Decrypting seasonal patterns of key pollen taxa in cool temperate Australia: A multi-barcode metabarcoding analysis

Lachlan J. Tegart, Gabriele Schiro, Joanne L. Dickinson, Brett J. Green, Albert Barberán, James R. Marthick, Andrew Bissett, Fay H. Johnston, Penelope J. Jones

Research output: Contribution to journalArticlepeer-review


Pollen allergies pose a considerable global public health concern. Allergy risk can vary significantly within plant families, yet some key pollen allergens can only be identified to family level by current optical methods. Pollen information with greater taxonomic resolution is therefore required to best support allergy prevention and self-management. We used environmental DNA (eDNA) metabarcoding to deepen taxonomic insights into the seasonal composition of airborne pollen in cool temperate Australia, a region with high rates of allergic respiratory disease. In Hobart, Tasmania, we collected routine weekly air samples from December 2018 until October 2020 and sequenced the internal transcribed spacer 2 (ITS2) and chloroplastic tRNA-Leucine tRNA-Phenylalanine intergenic spacer (trnL-trnF) regions in order to address the following questions: a) What is the genus-level diversity of known and potential aeroallergens in Hobart, in particular, in the families Poaceae, Cupressaceae and Myrtaceae? b) How do the atmospheric concentrations of these taxa change over time, and c) Does trnL-trnF enhance resolution of biodiversity when used in addition to ITS2? Our results suggest that individuals in the region are exposed to temperate grasses including Poa and Bromus in the peak grass pollen season, however low levels of exposure to the subtropical grass Cynodon may occur in autumn and winter. Within Cupressaceae, both metabarcodes showed that exposure is predominantly to pollen from the introduced genera Cupressus and Juniperus. Only ITS2 detected the native genus, Callitris. Both metabarcodes detected Eucalyptus as the major Myrtaceae genus, with trnL-trnF exhibiting primer bias for this family. These findings help refine our understanding of allergy triggers in Tasmania and highlight the utility of multiple metabarcodes in aerobiome studies.

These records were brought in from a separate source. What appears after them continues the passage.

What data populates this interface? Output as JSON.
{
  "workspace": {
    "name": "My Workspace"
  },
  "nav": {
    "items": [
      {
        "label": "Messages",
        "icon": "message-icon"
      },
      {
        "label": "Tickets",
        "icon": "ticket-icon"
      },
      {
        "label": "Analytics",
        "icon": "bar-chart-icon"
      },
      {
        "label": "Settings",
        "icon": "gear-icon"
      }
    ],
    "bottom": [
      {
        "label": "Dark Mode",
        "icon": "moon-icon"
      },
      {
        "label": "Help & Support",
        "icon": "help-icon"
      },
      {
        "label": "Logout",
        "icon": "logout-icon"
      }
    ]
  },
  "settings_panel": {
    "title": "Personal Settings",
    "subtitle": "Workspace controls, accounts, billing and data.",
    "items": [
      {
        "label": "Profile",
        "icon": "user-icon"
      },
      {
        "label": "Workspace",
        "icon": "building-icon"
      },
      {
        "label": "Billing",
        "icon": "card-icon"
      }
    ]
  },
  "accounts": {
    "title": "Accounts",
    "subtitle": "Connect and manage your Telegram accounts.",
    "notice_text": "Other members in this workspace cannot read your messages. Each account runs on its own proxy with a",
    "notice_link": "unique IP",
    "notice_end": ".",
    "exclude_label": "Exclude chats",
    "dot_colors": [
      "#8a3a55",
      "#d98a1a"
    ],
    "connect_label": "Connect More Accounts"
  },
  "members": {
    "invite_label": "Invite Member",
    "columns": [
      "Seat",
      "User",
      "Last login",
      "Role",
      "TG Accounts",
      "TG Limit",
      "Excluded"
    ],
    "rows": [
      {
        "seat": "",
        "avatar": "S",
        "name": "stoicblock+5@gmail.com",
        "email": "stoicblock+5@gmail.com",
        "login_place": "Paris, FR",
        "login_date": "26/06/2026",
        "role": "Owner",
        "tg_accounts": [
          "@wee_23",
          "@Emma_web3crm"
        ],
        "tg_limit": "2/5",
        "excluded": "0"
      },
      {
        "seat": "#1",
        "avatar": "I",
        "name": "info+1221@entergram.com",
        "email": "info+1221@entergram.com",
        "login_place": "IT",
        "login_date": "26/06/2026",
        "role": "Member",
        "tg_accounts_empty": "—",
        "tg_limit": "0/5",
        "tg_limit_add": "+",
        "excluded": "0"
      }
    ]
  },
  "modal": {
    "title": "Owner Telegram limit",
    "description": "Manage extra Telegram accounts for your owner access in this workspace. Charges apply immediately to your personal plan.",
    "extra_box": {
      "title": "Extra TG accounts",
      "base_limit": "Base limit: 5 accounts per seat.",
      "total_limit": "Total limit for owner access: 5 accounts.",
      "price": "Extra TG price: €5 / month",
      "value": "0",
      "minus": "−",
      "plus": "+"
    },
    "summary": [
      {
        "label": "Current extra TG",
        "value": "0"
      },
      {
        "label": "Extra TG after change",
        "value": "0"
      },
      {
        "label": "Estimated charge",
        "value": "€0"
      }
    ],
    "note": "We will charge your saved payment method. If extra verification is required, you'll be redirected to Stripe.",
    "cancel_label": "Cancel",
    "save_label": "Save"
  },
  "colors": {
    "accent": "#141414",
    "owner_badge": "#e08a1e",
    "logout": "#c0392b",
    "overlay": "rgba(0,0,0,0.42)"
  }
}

Original languageEnglish (US)
Article number117808
JournalEnvironmental Research
StatePublished - Feb 15 2024


  • Aerobiome
  • Allergy
  • Metabarcoding
  • Pollen
  • Pollen monitoring
  • eDNA

ASJC Scopus subject areas

  • Biochemistry
  • General Environmental Science


Dive into the research topics of 'Decrypting seasonal patterns of key pollen taxa in cool temperate Australia: A multi-barcode metabarcoding analysis'. Together they form a unique fingerprint.

Cite this